Kitchen Trends: Induction Heats Up

Newspaper article The Chronicle (Toowoomba, Australia)

Kitchen Trends: Induction Heats Up

Article excerpt

THE tag used to be "cooking with gas" but when it comes to new kitchens, an increasing number of Australians are choosing induction cooktops a[pounds sterling] which look similar to ceramic cooktops but use a magnetic field to heat the pan and far less electricity.

Their bonuses a a high energy efficiency, a lack of residual heat (one salesperson says "you can be cooking in a frying pan and you can put a block of ice next to it and it's not going to melt"), and the ease with which the cooktop can be cleaned are convincing more people to ditch their gas burners during kitchen makeovers.

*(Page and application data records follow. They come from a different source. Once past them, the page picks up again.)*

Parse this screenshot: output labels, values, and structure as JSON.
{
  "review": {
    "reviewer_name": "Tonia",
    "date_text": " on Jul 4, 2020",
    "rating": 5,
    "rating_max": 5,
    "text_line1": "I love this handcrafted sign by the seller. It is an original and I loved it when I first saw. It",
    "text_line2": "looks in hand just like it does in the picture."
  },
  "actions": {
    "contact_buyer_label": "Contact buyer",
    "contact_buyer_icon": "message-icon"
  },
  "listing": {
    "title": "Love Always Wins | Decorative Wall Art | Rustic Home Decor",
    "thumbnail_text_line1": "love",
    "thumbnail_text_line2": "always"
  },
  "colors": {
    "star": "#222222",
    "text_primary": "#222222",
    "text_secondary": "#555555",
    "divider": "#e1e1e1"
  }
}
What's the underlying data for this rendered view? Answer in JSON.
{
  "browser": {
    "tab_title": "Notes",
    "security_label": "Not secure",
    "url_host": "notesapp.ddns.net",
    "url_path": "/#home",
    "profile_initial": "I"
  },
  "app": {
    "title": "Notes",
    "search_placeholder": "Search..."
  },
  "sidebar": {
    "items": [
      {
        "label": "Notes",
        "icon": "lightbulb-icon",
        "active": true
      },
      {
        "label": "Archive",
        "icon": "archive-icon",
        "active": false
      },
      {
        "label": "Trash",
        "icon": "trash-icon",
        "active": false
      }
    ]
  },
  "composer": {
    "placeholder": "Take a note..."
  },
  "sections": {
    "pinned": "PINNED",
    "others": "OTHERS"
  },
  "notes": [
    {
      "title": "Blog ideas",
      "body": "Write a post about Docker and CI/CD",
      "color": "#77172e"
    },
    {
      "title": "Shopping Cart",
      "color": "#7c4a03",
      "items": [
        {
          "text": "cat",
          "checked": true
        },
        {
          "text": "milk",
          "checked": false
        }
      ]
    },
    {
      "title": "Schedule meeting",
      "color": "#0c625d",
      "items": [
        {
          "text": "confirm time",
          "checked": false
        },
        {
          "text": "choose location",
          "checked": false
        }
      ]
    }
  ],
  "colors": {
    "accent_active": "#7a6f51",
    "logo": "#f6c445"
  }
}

Parents also like the safety features on offer a that the cooktop won't fire up unless there is a pan on it, and that it shuts off as soon as the pot is lifted. So there's no more worrying about whether you left the gas on, or whether small children could turn it on themselves.

There is the downside that induction-friendly pans are needed, but a simple test of whether a magnet sticks to the bottom of your cookware will tell you if you already have pots suited to the job.

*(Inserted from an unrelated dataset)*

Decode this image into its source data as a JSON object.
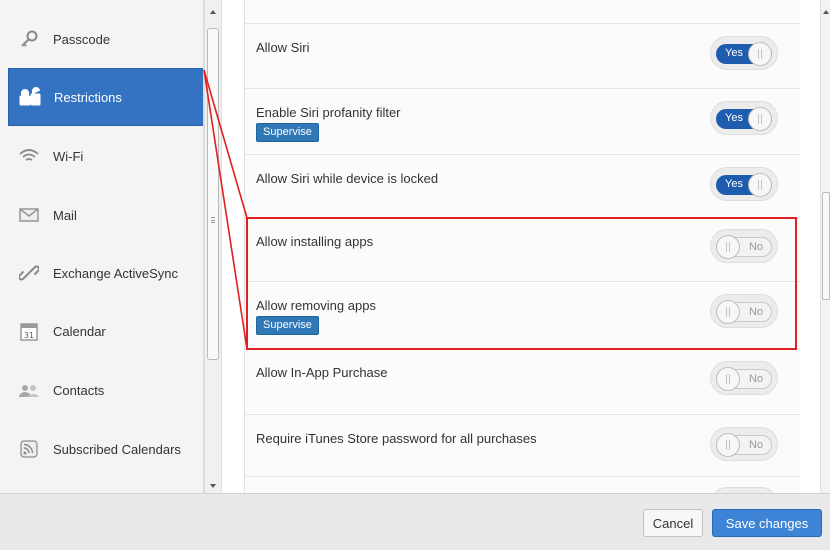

Twelve months ago, Tom Mullan, owner of Prestige Appliances, which is based in Victoria but sells across the nation, was selling barely any induction cooktops.

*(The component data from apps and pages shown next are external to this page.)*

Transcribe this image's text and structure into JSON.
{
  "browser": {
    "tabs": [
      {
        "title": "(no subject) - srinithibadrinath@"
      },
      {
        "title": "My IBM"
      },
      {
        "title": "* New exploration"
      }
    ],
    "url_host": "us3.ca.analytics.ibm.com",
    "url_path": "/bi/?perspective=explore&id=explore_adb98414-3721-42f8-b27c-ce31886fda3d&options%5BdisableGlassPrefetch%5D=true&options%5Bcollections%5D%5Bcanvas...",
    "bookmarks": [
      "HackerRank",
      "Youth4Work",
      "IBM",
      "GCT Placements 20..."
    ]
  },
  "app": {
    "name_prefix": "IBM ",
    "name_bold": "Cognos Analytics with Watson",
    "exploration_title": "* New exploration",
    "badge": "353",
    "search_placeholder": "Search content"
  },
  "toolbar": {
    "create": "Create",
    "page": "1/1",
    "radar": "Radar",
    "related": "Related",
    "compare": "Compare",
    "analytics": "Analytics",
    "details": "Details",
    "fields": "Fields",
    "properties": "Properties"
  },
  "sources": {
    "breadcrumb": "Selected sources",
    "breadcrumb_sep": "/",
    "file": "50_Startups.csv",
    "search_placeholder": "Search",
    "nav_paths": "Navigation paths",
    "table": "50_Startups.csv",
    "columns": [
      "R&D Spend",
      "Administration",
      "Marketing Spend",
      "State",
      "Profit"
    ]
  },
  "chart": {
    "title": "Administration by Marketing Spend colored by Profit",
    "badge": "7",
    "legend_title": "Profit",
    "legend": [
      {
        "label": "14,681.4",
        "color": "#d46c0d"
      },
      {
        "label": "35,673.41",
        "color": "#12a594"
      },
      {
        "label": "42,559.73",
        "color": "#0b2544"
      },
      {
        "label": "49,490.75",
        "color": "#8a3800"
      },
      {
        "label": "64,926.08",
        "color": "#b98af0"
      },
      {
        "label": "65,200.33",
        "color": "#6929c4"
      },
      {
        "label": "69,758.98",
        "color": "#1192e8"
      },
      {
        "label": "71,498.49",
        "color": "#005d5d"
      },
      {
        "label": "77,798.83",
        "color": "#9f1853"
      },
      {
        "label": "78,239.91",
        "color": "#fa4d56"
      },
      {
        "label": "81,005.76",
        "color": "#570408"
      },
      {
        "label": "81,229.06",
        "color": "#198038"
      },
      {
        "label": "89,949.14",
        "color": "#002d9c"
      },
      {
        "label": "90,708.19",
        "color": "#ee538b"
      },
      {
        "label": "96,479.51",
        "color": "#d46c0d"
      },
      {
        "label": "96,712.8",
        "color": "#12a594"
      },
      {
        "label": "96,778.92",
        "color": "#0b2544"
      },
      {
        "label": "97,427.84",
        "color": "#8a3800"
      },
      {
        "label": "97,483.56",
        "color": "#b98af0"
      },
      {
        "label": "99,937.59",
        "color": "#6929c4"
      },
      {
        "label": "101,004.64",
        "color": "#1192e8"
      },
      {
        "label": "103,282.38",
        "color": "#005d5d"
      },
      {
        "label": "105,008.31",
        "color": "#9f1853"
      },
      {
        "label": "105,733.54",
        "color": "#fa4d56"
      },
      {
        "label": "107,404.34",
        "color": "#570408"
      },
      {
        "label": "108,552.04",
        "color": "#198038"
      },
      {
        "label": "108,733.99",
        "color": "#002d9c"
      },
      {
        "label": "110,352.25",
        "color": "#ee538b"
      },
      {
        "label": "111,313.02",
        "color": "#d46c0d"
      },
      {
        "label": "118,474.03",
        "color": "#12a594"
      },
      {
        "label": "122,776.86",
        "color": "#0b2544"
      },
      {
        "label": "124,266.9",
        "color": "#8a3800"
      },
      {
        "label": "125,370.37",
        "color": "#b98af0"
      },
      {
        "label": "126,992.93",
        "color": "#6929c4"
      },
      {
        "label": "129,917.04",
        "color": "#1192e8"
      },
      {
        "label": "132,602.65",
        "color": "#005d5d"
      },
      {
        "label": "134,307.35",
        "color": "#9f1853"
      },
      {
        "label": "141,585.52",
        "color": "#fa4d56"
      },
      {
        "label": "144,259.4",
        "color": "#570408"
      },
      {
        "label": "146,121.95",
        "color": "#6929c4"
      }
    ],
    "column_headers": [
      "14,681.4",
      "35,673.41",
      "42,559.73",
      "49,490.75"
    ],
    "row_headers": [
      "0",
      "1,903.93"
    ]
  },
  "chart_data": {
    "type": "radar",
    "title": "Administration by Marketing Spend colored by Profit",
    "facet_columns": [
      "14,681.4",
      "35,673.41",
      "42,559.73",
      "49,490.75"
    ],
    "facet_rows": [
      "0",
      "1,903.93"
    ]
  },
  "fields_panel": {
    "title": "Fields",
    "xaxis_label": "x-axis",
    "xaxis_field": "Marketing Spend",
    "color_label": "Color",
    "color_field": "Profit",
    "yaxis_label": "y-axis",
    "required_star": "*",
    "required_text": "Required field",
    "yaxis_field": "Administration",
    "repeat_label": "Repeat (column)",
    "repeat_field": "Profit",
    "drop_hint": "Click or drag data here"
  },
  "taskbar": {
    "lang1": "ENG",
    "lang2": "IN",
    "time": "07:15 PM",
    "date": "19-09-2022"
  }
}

Now, about 30 per cent of cooktops he trades are induction.

"It's an education process and I think a lot of the companies now are doing cooking demonstrations and that's changing the whole industry," Mullan says.

Asian customers have baulked at induction technology as it has traditionally required a flat-bottomed wok for stir-fries a because only the section of the pan in contact with the cooktop actually heats up. But some brands now include a concave hotplate, especially for woks.

The other group put off by induction has been those aged over 60. "Older people generally tend to shy away from it [because] every single induction cooktop is sensor-touch control," says Eva Mazzucchi, a sales consultant at Whitfords of Five Dock, in Sydney. …

Search by... Author
Show... All Results Primary Sources Peer-reviewed

Oops!

An unknown error has occurred. Please click the button below to reload the page. If the problem persists, please try again in a little while.